§ INPUT MATERIAL
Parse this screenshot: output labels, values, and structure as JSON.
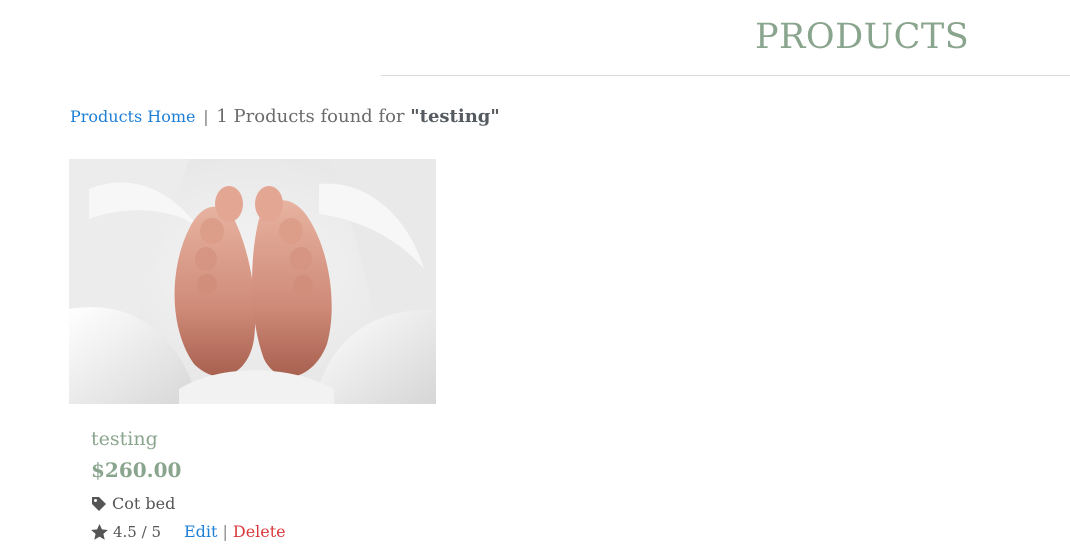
{
  "header": {
    "title": "PRODUCTS"
  },
  "breadcrumb": {
    "home_link": "Products Home",
    "separator": "|",
    "result_text": "1 Products found for",
    "query": "\"testing\""
  },
  "products": [
    {
      "name": "testing",
      "price": "$260.00",
      "category": "Cot bed",
      "rating": "4.5 / 5",
      "edit_label": "Edit",
      "action_separator": "|",
      "delete_label": "Delete",
      "image_icon": "baby-feet-photo"
    }
  ],
  "colors": {
    "accent_sage": "#8aa58e",
    "link_blue": "#1e7fd6",
    "delete_red": "#d9393d"
  },
  "icons": {
    "category": "tag-icon",
    "rating": "star-icon"
  }
}
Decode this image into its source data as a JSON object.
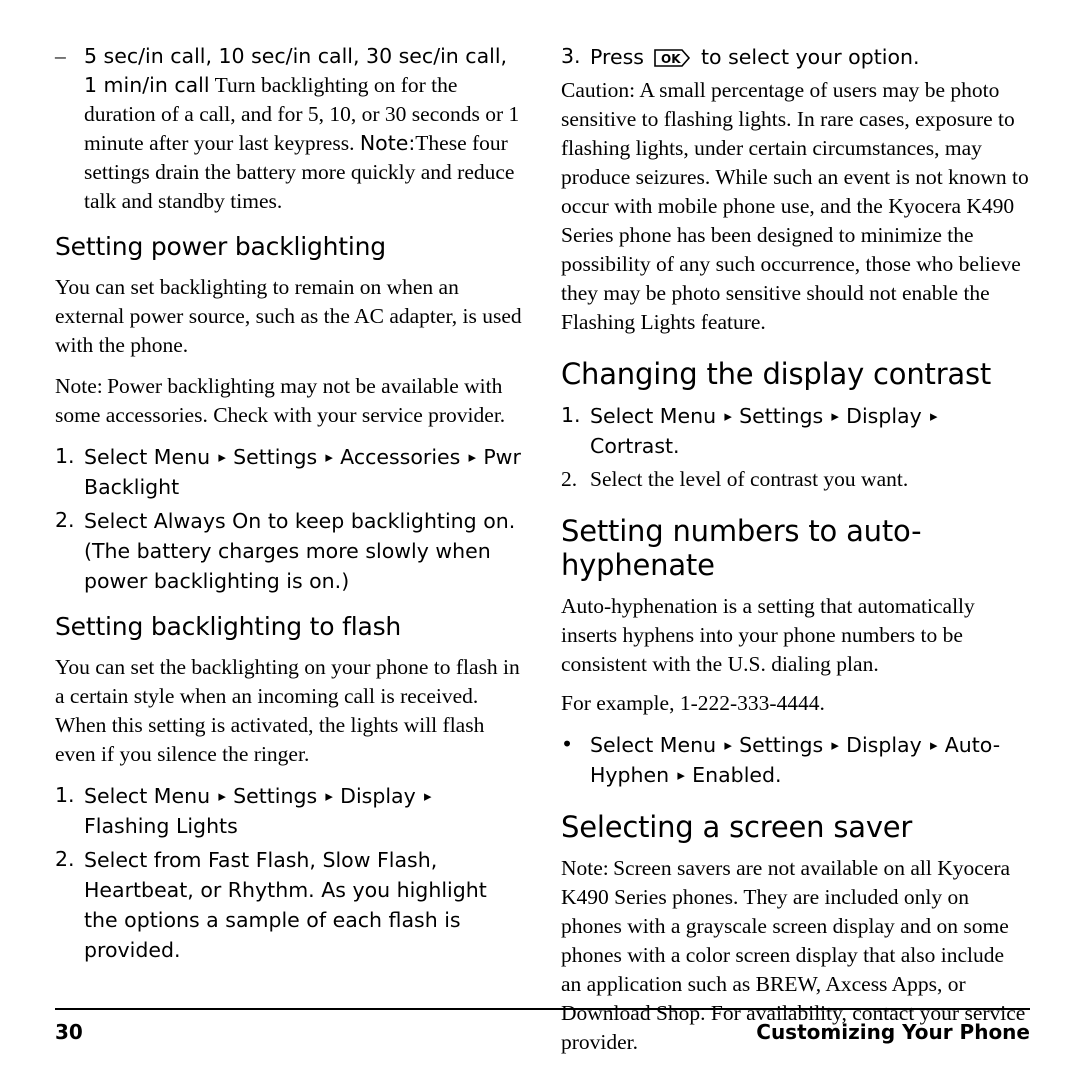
{
  "document": {
    "footer": {
      "page_number": "30",
      "chapter": "Customizing Your Phone"
    }
  },
  "left_column": {
    "dash_item": {
      "marker": "–",
      "text_a": "5 sec/in call, 10 sec/in call, 30 sec/in call, 1 min/in call",
      "text_b": "Turn backlighting on for the duration of a call, and for 5, 10, or 30 seconds or 1 minute after your last keypress.",
      "note_label": "Note:",
      "note_text": "These four settings drain the battery more quickly and reduce talk and standby times."
    },
    "heading_power_backlighting": "Setting power backlighting",
    "para_power_1": "You can set backlighting to remain on when an external power source, such as the AC adapter, is used with the phone.",
    "note_power_label": "Note:",
    "note_power_text": "Power backlighting may not be available with some accessories. Check with your service provider.",
    "steps_power": [
      {
        "marker": "1.",
        "lead": "Select",
        "path": [
          "Menu",
          "Settings",
          "Accessories",
          "Pwr Backlight"
        ]
      },
      {
        "marker": "2.",
        "pre": "Select",
        "value": "Always On",
        "post": "to keep backlighting on. (The battery charges more slowly when power backlighting is on.)"
      }
    ],
    "heading_flash": "Setting backlighting to flash",
    "para_flash": "You can set the backlighting on your phone to flash in a certain style when an incoming call is received. When this setting is activated, the lights will flash even if you silence the ringer.",
    "steps_flash": [
      {
        "marker": "1.",
        "lead": "Select",
        "path": [
          "Menu",
          "Settings",
          "Display",
          "Flashing Lights"
        ]
      },
      {
        "marker": "2.",
        "pre": "Select from",
        "values": "Fast Flash, Slow Flash, Heartbeat, or Rhythm.",
        "post": "As you highlight the options a sample of each flash is provided."
      }
    ]
  },
  "right_column": {
    "step_press": {
      "marker": "3.",
      "pre": "Press",
      "icon": "ok-key-icon",
      "post": "to select your option."
    },
    "caution_label": "Caution:",
    "caution_text": "A small percentage of users may be photo sensitive to flashing lights. In rare cases, exposure to flashing lights, under certain circumstances, may produce seizures. While such an event is not known to occur with mobile phone use, and the Kyocera K490 Series phone has been designed to minimize the possibility of any such occurrence, those who believe they may be photo sensitive should not enable the Flashing Lights feature.",
    "heading_contrast": "Changing the display contrast",
    "steps_contrast": [
      {
        "marker": "1.",
        "lead": "Select",
        "path": [
          "Menu",
          "Settings",
          "Display",
          "Cortrast."
        ]
      },
      {
        "marker": "2.",
        "text": "Select the level of contrast you want."
      }
    ],
    "heading_hyphenate": "Setting numbers to auto-hyphenate",
    "para_hyphenate": "Auto-hyphenation is a setting that automatically inserts hyphens into your phone numbers to be consistent with the U.S. dialing plan.",
    "para_example": "For example, 1-222-333-4444.",
    "bullet_hyphen": {
      "marker": "•",
      "lead": "Select",
      "path": [
        "Menu",
        "Settings",
        "Display",
        "Auto-Hyphen",
        "Enabled."
      ]
    },
    "heading_screensaver": "Selecting a screen saver",
    "note_screensaver_label": "Note:",
    "note_screensaver_text": "Screen savers are not available on all Kyocera K490 Series phones. They are included only on phones with a grayscale screen display and on some phones with a color screen display that also include an application such as BREW, Axcess Apps, or Download Shop. For availability, contact your service provider."
  }
}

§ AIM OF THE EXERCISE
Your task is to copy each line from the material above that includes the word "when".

§ TASK ANSWER
    "para_power_1": "You can set backlighting to remain on when an external power source, such as the AC adapter, is used with the phone.",
        "post": "to keep backlighting on. (The battery charges more slowly when power backlighting is on.)"
    "para_flash": "You can set the backlighting on your phone to flash in a certain style when an incoming call is received. When this setting is activated, the lights will flash even if you silence the ringer.",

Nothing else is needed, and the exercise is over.